Ranked 127 out of 131
As a gateway to the Himalaya Mountains, Kathmandu has a very outdoor-oriented culture. Not everyone is a Sherpa – but even office workers will often leave their desks to work outside in the sun. When not working, locals enjoy the always-growing restaurant scene or hanging out at the bars; by law, bars must close at midnight, so nightlife here gets started earlier.
Housing and basics contribute to Kathmandu’s affordability. Bread costs 36 Nepali rupees ($0.37 or £0.22) for two people, a full restaurant lunch costs about 385 rupees ($4 or £2.39) and a litre of gas costs 141 rupees ($1.50 or £0.89). At an average of 34,000 rupees ($300 or £215) a month, rent for a 85sqm house is particularly affordable.
Yet Kathmandu does not have a glut of high-rise apartment buildings, which is what often makes housing affordable in other regions. Instead, most residents live in single-family houses with more space and gardens. The older parts of the city, such as the districts of Thamel and Asan, have traditional architecture marked by detailed wood and stonework; newer areas like Kalamati have boxier, simpler homes. The wealthiest residents and foreigners tend to live in the new, gated communities popping up on the outskirts of the city and in the surrounding Kathmandu Valley.

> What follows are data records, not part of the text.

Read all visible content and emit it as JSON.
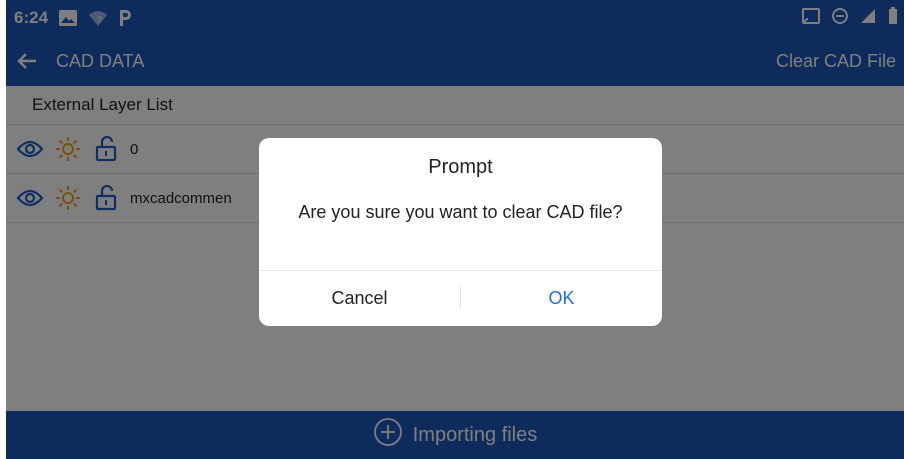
{
  "status_bar": {
    "time": "6:24",
    "left_icons": [
      "photo-icon",
      "wifi-question-icon",
      "parking-icon"
    ],
    "right_icons": [
      "cast-icon",
      "do-not-disturb-icon",
      "signal-icon",
      "battery-icon"
    ]
  },
  "app_bar": {
    "title": "CAD DATA",
    "clear_button": "Clear CAD File",
    "back_icon": "back-arrow-icon"
  },
  "layer_list": {
    "header": "External Layer List",
    "layers": [
      {
        "name": "0",
        "icons": [
          "eye-icon",
          "sun-icon",
          "unlock-icon"
        ]
      },
      {
        "name": "mxcadcommen",
        "icons": [
          "eye-icon",
          "sun-icon",
          "unlock-icon"
        ]
      }
    ]
  },
  "bottom_bar": {
    "label": "Importing files",
    "icon": "plus-circle-icon"
  },
  "dialog": {
    "title": "Prompt",
    "message": "Are you sure you want to clear CAD file?",
    "cancel_label": "Cancel",
    "ok_label": "OK"
  },
  "colors": {
    "primary": "#1c57b8",
    "accent_sun": "#f0a020",
    "icon_blue": "#1f5fc4",
    "ok_button": "#1f6fe0"
  }
}
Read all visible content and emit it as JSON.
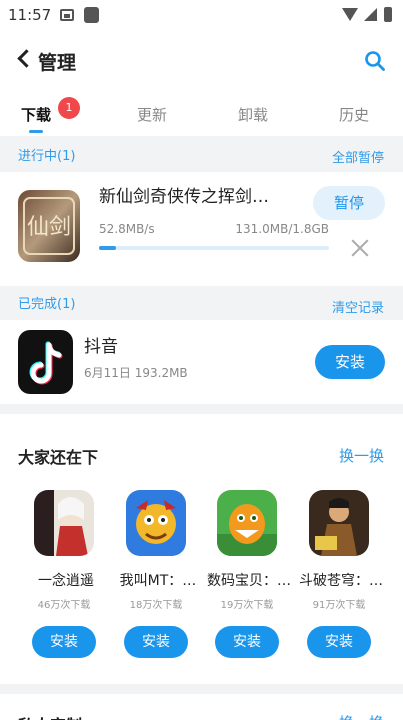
{
  "status_bar": {
    "time": "11:57"
  },
  "header": {
    "title": "管理",
    "back_icon": "back-arrow-icon",
    "search_icon": "search-icon"
  },
  "tabs": [
    {
      "label": "下载",
      "active": true,
      "badge": "1"
    },
    {
      "label": "更新",
      "active": false
    },
    {
      "label": "卸载",
      "active": false
    },
    {
      "label": "历史",
      "active": false
    }
  ],
  "downloading": {
    "section_title": "进行中(1)",
    "action": "全部暂停",
    "item": {
      "name": "新仙剑奇侠传之挥剑…",
      "speed": "52.8MB/s",
      "progress_text": "131.0MB/1.8GB",
      "progress": 0.072,
      "button": "暂停"
    }
  },
  "completed": {
    "section_title": "已完成(1)",
    "action": "清空记录",
    "item": {
      "name": "抖音",
      "meta": "6月11日   193.2MB",
      "button": "安装"
    }
  },
  "recommend": {
    "title": "大家还在下",
    "action": "换一换",
    "items": [
      {
        "name": "一念逍遥",
        "count": "46万次下载",
        "button": "安装"
      },
      {
        "name": "我叫MT：…",
        "count": "18万次下载",
        "button": "安装"
      },
      {
        "name": "数码宝贝：…",
        "count": "19万次下载",
        "button": "安装"
      },
      {
        "name": "斗破苍穹：…",
        "count": "91万次下载",
        "button": "安装"
      }
    ]
  },
  "next_section": {
    "title": "私人定制",
    "action": "换一换"
  },
  "colors": {
    "accent": "#1a95ec",
    "badge": "#f0484a"
  }
}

The city caters to tourists and Western tastes, which can make it an expensive place to live for those who are not careful. “If you buy your food in the local market, eat out in local eateries and basically live like a Nepali, Kathmandu is very affordable,” said Zeljka Shah, who recently moved to the city from Croatia and writes The Roofs of Kathmandu blog. “On the other hand, if you like to treat yourself to the typical Western food bought in grocery stores, and eat in Western-type restaurants, it’s quite pricey.”